▶ [What needs to be done]
Exact duplicates of all entries are needed.
----- Material shown -----
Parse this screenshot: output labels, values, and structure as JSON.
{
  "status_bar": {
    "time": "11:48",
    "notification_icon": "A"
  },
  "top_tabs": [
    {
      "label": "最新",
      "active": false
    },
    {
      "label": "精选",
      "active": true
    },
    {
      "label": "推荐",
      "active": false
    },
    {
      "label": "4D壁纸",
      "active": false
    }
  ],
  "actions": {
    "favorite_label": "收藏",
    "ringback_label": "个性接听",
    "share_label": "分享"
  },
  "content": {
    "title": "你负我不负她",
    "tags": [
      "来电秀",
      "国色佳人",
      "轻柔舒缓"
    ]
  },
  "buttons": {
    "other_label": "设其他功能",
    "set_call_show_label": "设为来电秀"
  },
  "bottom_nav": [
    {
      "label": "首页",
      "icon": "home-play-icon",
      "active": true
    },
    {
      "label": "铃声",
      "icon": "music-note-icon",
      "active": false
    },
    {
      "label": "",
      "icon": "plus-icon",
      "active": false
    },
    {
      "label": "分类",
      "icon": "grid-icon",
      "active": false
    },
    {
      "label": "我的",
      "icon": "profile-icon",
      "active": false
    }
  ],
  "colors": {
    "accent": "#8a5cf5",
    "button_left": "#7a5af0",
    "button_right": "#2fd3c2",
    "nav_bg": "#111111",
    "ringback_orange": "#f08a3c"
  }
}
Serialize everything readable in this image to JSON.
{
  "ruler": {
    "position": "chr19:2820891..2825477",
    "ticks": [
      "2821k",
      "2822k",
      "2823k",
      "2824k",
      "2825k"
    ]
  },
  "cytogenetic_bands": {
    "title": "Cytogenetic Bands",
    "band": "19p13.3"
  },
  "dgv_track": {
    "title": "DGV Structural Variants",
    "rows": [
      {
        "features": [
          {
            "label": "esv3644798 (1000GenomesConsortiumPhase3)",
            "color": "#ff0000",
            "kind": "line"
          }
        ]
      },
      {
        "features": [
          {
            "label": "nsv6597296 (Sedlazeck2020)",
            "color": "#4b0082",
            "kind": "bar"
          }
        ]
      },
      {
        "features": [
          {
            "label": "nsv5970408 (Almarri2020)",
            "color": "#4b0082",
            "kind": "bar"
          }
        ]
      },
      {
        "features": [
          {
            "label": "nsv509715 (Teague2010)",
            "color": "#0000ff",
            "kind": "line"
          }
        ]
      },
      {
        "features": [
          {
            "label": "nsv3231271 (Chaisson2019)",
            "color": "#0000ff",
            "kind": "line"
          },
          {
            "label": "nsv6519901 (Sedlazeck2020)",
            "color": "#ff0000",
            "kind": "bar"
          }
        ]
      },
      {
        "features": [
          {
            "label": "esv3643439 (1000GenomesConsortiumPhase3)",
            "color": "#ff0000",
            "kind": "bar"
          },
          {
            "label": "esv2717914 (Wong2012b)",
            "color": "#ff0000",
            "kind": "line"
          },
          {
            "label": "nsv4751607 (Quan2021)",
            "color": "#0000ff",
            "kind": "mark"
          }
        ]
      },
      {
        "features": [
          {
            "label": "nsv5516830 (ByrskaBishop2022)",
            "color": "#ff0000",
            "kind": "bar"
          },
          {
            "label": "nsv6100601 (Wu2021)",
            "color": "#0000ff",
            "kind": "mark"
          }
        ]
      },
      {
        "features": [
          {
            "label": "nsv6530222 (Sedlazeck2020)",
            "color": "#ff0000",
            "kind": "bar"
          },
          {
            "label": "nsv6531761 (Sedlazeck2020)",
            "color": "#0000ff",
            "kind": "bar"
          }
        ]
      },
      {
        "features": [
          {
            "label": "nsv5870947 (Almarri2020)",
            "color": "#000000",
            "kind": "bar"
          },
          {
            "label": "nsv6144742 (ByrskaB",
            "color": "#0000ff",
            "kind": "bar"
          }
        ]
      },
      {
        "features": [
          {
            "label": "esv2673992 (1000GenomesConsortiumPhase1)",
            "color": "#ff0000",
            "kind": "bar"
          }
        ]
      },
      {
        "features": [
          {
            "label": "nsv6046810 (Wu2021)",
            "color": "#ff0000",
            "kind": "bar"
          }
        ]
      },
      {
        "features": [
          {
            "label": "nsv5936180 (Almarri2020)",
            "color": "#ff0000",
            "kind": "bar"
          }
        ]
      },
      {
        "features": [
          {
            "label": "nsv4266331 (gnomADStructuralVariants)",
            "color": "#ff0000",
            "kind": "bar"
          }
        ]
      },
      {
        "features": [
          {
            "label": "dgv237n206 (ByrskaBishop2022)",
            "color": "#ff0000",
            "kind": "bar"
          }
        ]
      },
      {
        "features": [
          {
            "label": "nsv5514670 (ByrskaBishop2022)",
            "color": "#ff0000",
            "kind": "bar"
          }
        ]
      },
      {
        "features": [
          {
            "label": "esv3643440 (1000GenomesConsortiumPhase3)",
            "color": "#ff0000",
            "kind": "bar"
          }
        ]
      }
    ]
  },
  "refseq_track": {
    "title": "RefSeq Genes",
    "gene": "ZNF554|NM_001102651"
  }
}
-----
▶ [Exercise response]
Parse this screenshot: output labels, values, and structure as JSON.
{
  "status_bar": {
    "time": "11:48",
    "notification_icon": "A"
  },
  "top_tabs": [
    {
      "label": "最新",
      "active": false
    },
    {
      "label": "精选",
      "active": true
    },
    {
      "label": "推荐",
      "active": false
    },
    {
      "label": "4D壁纸",
      "active": false
    }
  ],
  "actions": {
    "favorite_label": "收藏",
    "ringback_label": "个性接听",
    "share_label": "分享"
  },
  "content": {
    "title": "你负我不负她",
    "tags": [
      "来电秀",
      "国色佳人",
      "轻柔舒缓"
    ]
  },
  "buttons": {
    "other_label": "设其他功能",
    "set_call_show_label": "设为来电秀"
  },
  "bottom_nav": [
    {
      "label": "首页",
      "icon": "home-play-icon",
      "active": true
    },
    {
      "label": "铃声",
      "icon": "music-note-icon",
      "active": false
    },
    {
      "label": "",
      "icon": "plus-icon",
      "active": false
    },
    {
      "label": "分类",
      "icon": "grid-icon",
      "active": false
    },
    {
      "label": "我的",
      "icon": "profile-icon",
      "active": false
    }
  ],
  "colors": {
    "accent": "#8a5cf5",
    "button_left": "#7a5af0",
    "button_right": "#2fd3c2",
    "nav_bg": "#111111",
    "ringback_orange": "#f08a3c"
  }
}
Serialize everything readable in this image to JSON.
{
  "ruler": {
    "position": "chr19:2820891..2825477",
    "ticks": [
      "2821k",
      "2822k",
      "2823k",
      "2824k",
      "2825k"
    ]
  },
  "cytogenetic_bands": {
    "title": "Cytogenetic Bands",
    "band": "19p13.3"
  },
  "dgv_track": {
    "title": "DGV Structural Variants",
    "rows": [
      {
        "features": [
          {
            "label": "esv3644798 (1000GenomesConsortiumPhase3)",
            "color": "#ff0000",
            "kind": "line"
          }
        ]
      },
      {
        "features": [
          {
            "label": "nsv6597296 (Sedlazeck2020)",
            "color": "#4b0082",
            "kind": "bar"
          }
        ]
      },
      {
        "features": [
          {
            "label": "nsv5970408 (Almarri2020)",
            "color": "#4b0082",
            "kind": "bar"
          }
        ]
      },
      {
        "features": [
          {
            "label": "nsv509715 (Teague2010)",
            "color": "#0000ff",
            "kind": "line"
          }
        ]
      },
      {
        "features": [
          {
            "label": "nsv3231271 (Chaisson2019)",
            "color": "#0000ff",
            "kind": "line"
          },
          {
            "label": "nsv6519901 (Sedlazeck2020)",
            "color": "#ff0000",
            "kind": "bar"
          }
        ]
      },
      {
        "features": [
          {
            "label": "esv3643439 (1000GenomesConsortiumPhase3)",
            "color": "#ff0000",
            "kind": "bar"
          },
          {
            "label": "esv2717914 (Wong2012b)",
            "color": "#ff0000",
            "kind": "line"
          },
          {
            "label": "nsv4751607 (Quan2021)",
            "color": "#0000ff",
            "kind": "mark"
          }
        ]
      },
      {
        "features": [
          {
            "label": "nsv5516830 (ByrskaBishop2022)",
            "color": "#ff0000",
            "kind": "bar"
          },
          {
            "label": "nsv6100601 (Wu2021)",
            "color": "#0000ff",
            "kind": "mark"
          }
        ]
      },
      {
        "features": [
          {
            "label": "nsv6530222 (Sedlazeck2020)",
            "color": "#ff0000",
            "kind": "bar"
          },
          {
            "label": "nsv6531761 (Sedlazeck2020)",
            "color": "#0000ff",
            "kind": "bar"
          }
        ]
      },
      {
        "features": [
          {
            "label": "nsv5870947 (Almarri2020)",
            "color": "#000000",
            "kind": "bar"
          },
          {
            "label": "nsv6144742 (ByrskaB",
            "color": "#0000ff",
            "kind": "bar"
          }
        ]
      },
      {
        "features": [
          {
            "label": "esv2673992 (1000GenomesConsortiumPhase1)",
            "color": "#ff0000",
            "kind": "bar"
          }
        ]
      },
      {
        "features": [
          {
            "label": "nsv6046810 (Wu2021)",
            "color": "#ff0000",
            "kind": "bar"
          }
        ]
      },
      {
        "features": [
          {
            "label": "nsv5936180 (Almarri2020)",
            "color": "#ff0000",
            "kind": "bar"
          }
        ]
      },
      {
        "features": [
          {
            "label": "nsv4266331 (gnomADStructuralVariants)",
            "color": "#ff0000",
            "kind": "bar"
          }
        ]
      },
      {
        "features": [
          {
            "label": "dgv237n206 (ByrskaBishop2022)",
            "color": "#ff0000",
            "kind": "bar"
          }
        ]
      },
      {
        "features": [
          {
            "label": "nsv5514670 (ByrskaBishop2022)",
            "color": "#ff0000",
            "kind": "bar"
          }
        ]
      },
      {
        "features": [
          {
            "label": "esv3643440 (1000GenomesConsortiumPhase3)",
            "color": "#ff0000",
            "kind": "bar"
          }
        ]
      }
    ]
  },
  "refseq_track": {
    "title": "RefSeq Genes",
    "gene": "ZNF554|NM_001102651"
  }
}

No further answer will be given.